Exercise objective:
In the data below, which lines hold the word "location"? Copy them.

Information:
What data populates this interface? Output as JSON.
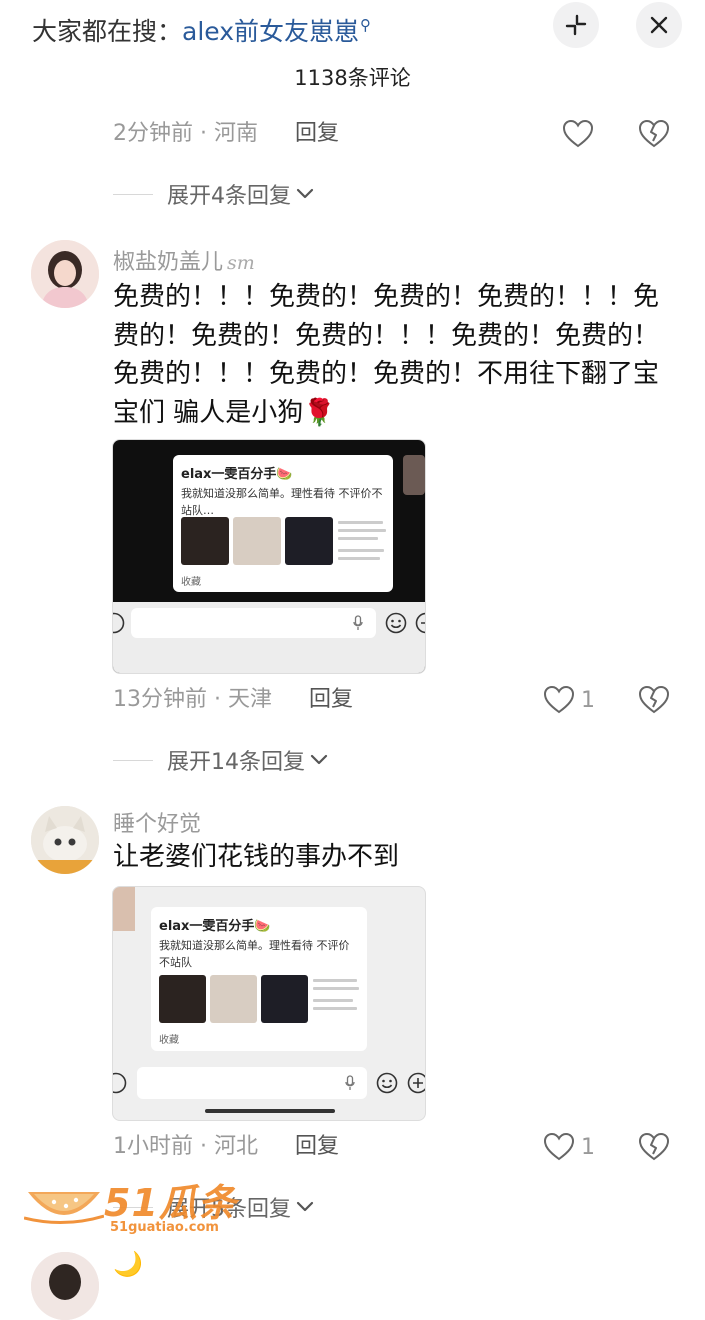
{
  "top_bar": {
    "search_prefix": "大家都在搜：",
    "search_term": "alex前女友崽崽",
    "search_glyph": "⚲",
    "collapse_icon": "collapse-arrows-icon",
    "close_icon": "close-icon"
  },
  "comment_count": "1138条评论",
  "comments": [
    {
      "time": "2分钟前",
      "location": "河南",
      "reply_label": "回复",
      "likes": "",
      "expand_label": "展开4条回复"
    },
    {
      "username": "椒盐奶盖儿",
      "user_tag": "sm",
      "text": "免费的！！！免费的！免费的！免费的！！！免费的！免费的！免费的！！！免费的！免费的！免费的！！！免费的！免费的！不用往下翻了宝宝们 骗人是小狗",
      "emoji": "🌹",
      "screenshot": {
        "card_title": "elax一雯百分手🍉",
        "card_text": "我就知道没那么简单。理性看待 不评价不站队…",
        "collect_label": "收藏"
      },
      "time": "13分钟前",
      "location": "天津",
      "reply_label": "回复",
      "likes": "1",
      "expand_label": "展开14条回复"
    },
    {
      "username": "睡个好觉",
      "text": "让老婆们花钱的事办不到",
      "screenshot": {
        "card_title": "elax一雯百分手🍉",
        "card_text": "我就知道没那么简单。理性看待 不评价不站队",
        "collect_label": "收藏"
      },
      "time": "1小时前",
      "location": "河北",
      "reply_label": "回复",
      "likes": "1",
      "expand_label": "展开5条回复"
    }
  ],
  "watermark": {
    "brand": "51瓜条",
    "url": "51guatiao.com"
  },
  "next_comment_emoji": "🌙",
  "colors": {
    "accent_link": "#2a5a9a",
    "meta_text": "#999999",
    "watermark_orange": "#f08a2c"
  }
}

Finished task:
      "location": "河南",
      "location": "天津",
      "location": "河北",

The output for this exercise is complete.